Further characteristics of the invention can be seen in these figures.

Firstly, the inner surface 16a (the contact surface) of the ring 16 has a thickness smaller than the width of the groove of the screw thread of the threaded shaft 12.

Additionally, the angle of inclination of the ring 16, that is to say the angle a between the axis of rotation z' of the ring and the longitudinal axis z of the threaded shaft 12, is greater than the helix angle of the screw thread on the outer diameter of the threaded shaft 12.

As shown in Figure 10, the shape of the screw thread of the threaded shaft 12 is defined by the values of the aforementioned parameters h, b and β, as well as by the values of the parameters n and ri, which represent the inner radius (that is to say, the radius at the root of the screw thread) and the outer radius (that is to say, the radius at the crest of the screw thread) of the threaded shaft, respectively. The inner radius r\ must be equal to or greater than b (the minimum radius of the helical hyperboloid defining the outer surface of the threaded shaft 12). Naturally, an increase in r\ involves an increase in the rigidity of the threaded shaft 12, and therefore in the resonance frequency thereof, but the weight of the threaded also increases. The outer radius r2 must be equal to or smaller than the maximum radius (which is indicated c in Figure 10 and can be calculated from the values of the parameters h, b and β) of the helical hyperboloid; clearly, it must also be greater than the inner radius r\ . A high value of r2, that is to say, a value close to c, is preferable.

With reference to Figure 1 1 , the shape of the inner surface 16a of the ring 16 is determined not only by the aforementioned parameters a + b and a + β, but also by the inner radius r3 of the ring. As this figure clearly shows, it is preferable for the innermost portion of the hyperboloid shape of the inner surface 16a of the ring 16 to be removed, and consequently for the inner radius r3 of the ring to be greater than the theoretical value a + b obtained from equation (6). This portion, in fact, cannot transmit high axial forces; furthermore, its presence limits the designer's freedom in defining the parameters a, b, a, β and h without encountering problems of interference between the ring and the threaded shaft. Consequently, as shown in Figure 12, the contact between the threaded shaft 12 and each of the rings 16 takes place not along a single segment, but along two segments lying on the same line (the contact line v). The sum of the lengths of these two segments is smaller than the length of the single contact segment which would be found if. the inner surface of the ring was shaped as a perfect, non-truncated hyperboloid.

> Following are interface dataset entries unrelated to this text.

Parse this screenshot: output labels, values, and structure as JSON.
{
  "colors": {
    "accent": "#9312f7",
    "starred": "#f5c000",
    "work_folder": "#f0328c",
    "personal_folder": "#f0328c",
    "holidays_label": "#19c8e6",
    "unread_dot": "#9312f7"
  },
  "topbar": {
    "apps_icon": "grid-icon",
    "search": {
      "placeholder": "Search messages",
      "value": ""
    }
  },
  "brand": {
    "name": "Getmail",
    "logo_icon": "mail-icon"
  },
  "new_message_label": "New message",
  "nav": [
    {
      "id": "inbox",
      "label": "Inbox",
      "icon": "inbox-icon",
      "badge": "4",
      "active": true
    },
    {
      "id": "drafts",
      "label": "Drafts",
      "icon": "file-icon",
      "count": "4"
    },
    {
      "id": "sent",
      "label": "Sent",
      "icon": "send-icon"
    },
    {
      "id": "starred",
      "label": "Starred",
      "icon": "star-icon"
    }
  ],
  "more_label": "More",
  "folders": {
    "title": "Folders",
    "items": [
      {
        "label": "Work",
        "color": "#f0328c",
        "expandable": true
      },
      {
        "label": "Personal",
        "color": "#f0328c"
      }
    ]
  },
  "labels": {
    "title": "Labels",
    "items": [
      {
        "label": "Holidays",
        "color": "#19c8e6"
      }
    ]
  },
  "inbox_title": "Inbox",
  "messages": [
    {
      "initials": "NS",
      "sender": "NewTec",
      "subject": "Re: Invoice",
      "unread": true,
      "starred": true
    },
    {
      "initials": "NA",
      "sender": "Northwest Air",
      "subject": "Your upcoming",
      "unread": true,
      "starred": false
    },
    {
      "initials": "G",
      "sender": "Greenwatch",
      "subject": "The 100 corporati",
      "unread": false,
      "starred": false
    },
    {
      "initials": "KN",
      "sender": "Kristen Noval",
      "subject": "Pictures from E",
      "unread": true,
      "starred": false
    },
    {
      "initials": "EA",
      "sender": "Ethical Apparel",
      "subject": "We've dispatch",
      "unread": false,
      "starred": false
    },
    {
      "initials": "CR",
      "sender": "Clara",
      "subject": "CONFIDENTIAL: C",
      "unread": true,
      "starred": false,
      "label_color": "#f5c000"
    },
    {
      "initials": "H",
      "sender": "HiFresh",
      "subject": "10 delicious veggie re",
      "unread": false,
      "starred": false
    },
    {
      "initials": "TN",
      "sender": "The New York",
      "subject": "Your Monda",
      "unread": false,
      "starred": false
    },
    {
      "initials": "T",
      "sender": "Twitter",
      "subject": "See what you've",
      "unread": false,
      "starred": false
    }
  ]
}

As stated above, all the rings 16 must have the same distance a, the same angle of inclination a and the same hyperboloid shape of the inner surface. The rings 16 are positioned at different points along the threaded shaft 12, with an arrangement such that the threaded shaft is forced to move with respect to the nut with a screwing movement. The minimum number of rings 16 is three, as in the embodiment shown herein, but additional rings might obviously be provided. In fact, the larger the number of rings, the higher the axial force that can be transmitted by the mechanism. In the embodiment shown in Figure 1 , the three rings 16 are positioned in such a way that their centres and the longitudinal axis z of the threaded shaft 12 lie in the same plane. However, this arrangement is not essential.

As is evident from the description provided above, the linear drive mechanism of the present invention provides a perfect rolling contact which is not a point contact, but a linear contact, between the threaded shaft and the rings, and can therefore transmit higher axial forces than the prior art. Additionally, because of the use of rolling bearings in place of recirculating balls, the linear drive mechanism of the present invention can operate at higher speeds and with greater efficiency than the prior art.

Naturally, the principle of the invention remaining unchanged, the embodiments and details of construction may vary widely from those described and illustrated purely by way of non-limiting example, without thereby departing from the scope of the invention as defined in the attached claims.